**Data records for software interfaces**
=== Section Start ===
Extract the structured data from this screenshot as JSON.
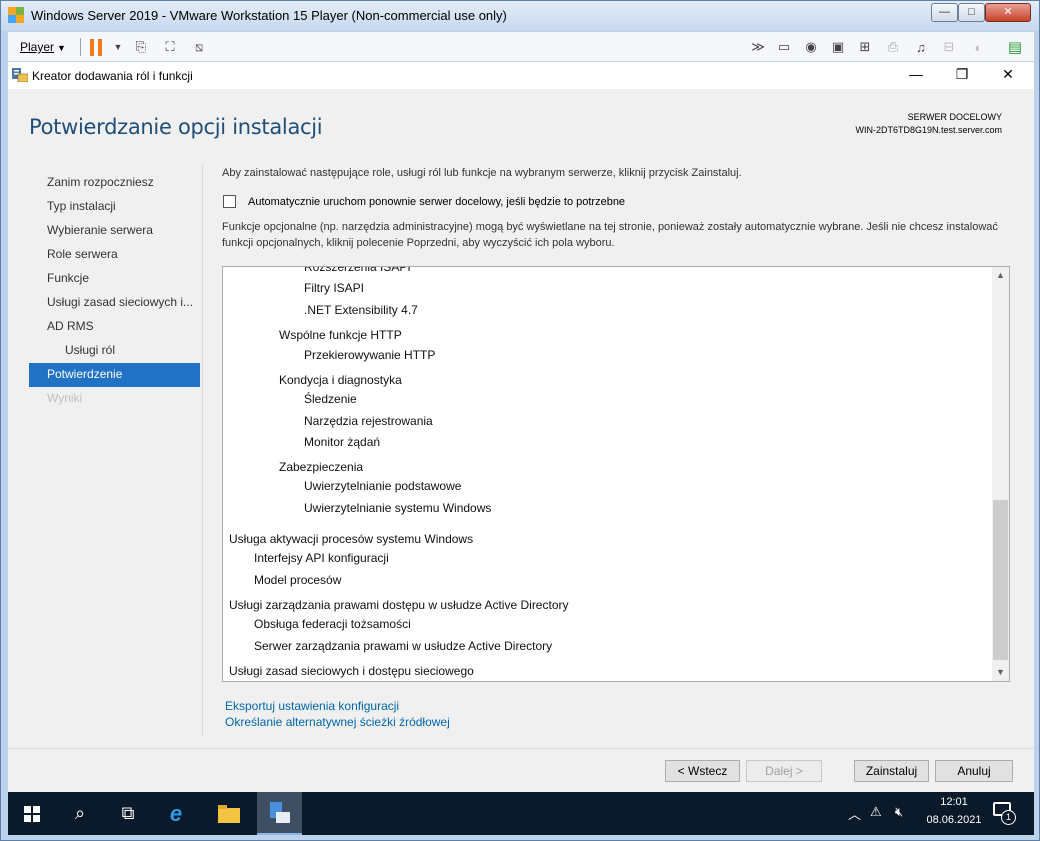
{
  "vmware": {
    "title": "Windows Server 2019 - VMware Workstation 15 Player (Non-commercial use only)",
    "player_menu": "Player",
    "controls": {
      "minimize": "—",
      "maximize": "□",
      "close": "✕"
    }
  },
  "wizard": {
    "title": "Kreator dodawania ról i funkcji",
    "controls": {
      "minimize": "—",
      "restore": "❐",
      "close": "✕"
    },
    "heading": "Potwierdzanie opcji instalacji",
    "destination_label": "SERWER DOCELOWY",
    "destination_server": "WIN-2DT6TD8G19N.test.server.com",
    "nav": [
      {
        "label": "Zanim rozpoczniesz",
        "state": "normal"
      },
      {
        "label": "Typ instalacji",
        "state": "normal"
      },
      {
        "label": "Wybieranie serwera",
        "state": "normal"
      },
      {
        "label": "Role serwera",
        "state": "normal"
      },
      {
        "label": "Funkcje",
        "state": "normal"
      },
      {
        "label": "Usługi zasad sieciowych i...",
        "state": "normal"
      },
      {
        "label": "AD RMS",
        "state": "normal"
      },
      {
        "label": "Usługi ról",
        "state": "sub"
      },
      {
        "label": "Potwierdzenie",
        "state": "active"
      },
      {
        "label": "Wyniki",
        "state": "disabled"
      }
    ],
    "intro": "Aby zainstalować następujące role, usługi ról lub funkcje na wybranym serwerze, kliknij przycisk Zainstaluj.",
    "restart_checkbox": {
      "checked": false,
      "label": "Automatycznie uruchom ponownie serwer docelowy, jeśli będzie to potrzebne"
    },
    "optional_note": "Funkcje opcjonalne (np. narzędzia administracyjne) mogą być wyświetlane na tej stronie, ponieważ zostały automatycznie wybrane. Jeśli nie chcesz instalować funkcji opcjonalnych, kliknij polecenie Poprzedni, aby wyczyścić ich pola wyboru.",
    "selection_list": [
      {
        "text": "Rozszerzenia ISAPI",
        "level": 3
      },
      {
        "text": "Filtry ISAPI",
        "level": 3
      },
      {
        "text": ".NET Extensibility 4.7",
        "level": 3
      },
      {
        "text": "Wspólne funkcje HTTP",
        "level": 2
      },
      {
        "text": "Przekierowywanie HTTP",
        "level": 3
      },
      {
        "text": "Kondycja i diagnostyka",
        "level": 2
      },
      {
        "text": "Śledzenie",
        "level": 3
      },
      {
        "text": "Narzędzia rejestrowania",
        "level": 3
      },
      {
        "text": "Monitor żądań",
        "level": 3
      },
      {
        "text": "Zabezpieczenia",
        "level": 2
      },
      {
        "text": "Uwierzytelnianie podstawowe",
        "level": 3
      },
      {
        "text": "Uwierzytelnianie systemu Windows",
        "level": 3
      },
      {
        "text": "Usługa aktywacji procesów systemu Windows",
        "level": 0
      },
      {
        "text": "Interfejsy API konfiguracji",
        "level": 1
      },
      {
        "text": "Model procesów",
        "level": 1
      },
      {
        "text": "Usługi zarządzania prawami dostępu w usłudze Active Directory",
        "level": 0
      },
      {
        "text": "Obsługa federacji tożsamości",
        "level": 1
      },
      {
        "text": "Serwer zarządzania prawami w usłudze Active Directory",
        "level": 1
      },
      {
        "text": "Usługi zasad sieciowych i dostępu sieciowego",
        "level": 0
      }
    ],
    "links": {
      "export": "Eksportuj ustawienia konfiguracji",
      "alt_source": "Określanie alternatywnej ścieżki źródłowej"
    },
    "buttons": {
      "back": "< Wstecz",
      "next": "Dalej >",
      "install": "Zainstaluj",
      "cancel": "Anuluj"
    }
  },
  "taskbar": {
    "time": "12:01",
    "date": "08.06.2021",
    "notification_count": "1"
  },
  "colors": {
    "heading": "#1f4e79",
    "nav_active": "#2073c4",
    "link": "#0066aa",
    "taskbar": "#0b1a2b"
  }
}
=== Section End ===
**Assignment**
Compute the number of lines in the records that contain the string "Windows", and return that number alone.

**Exercise response**
3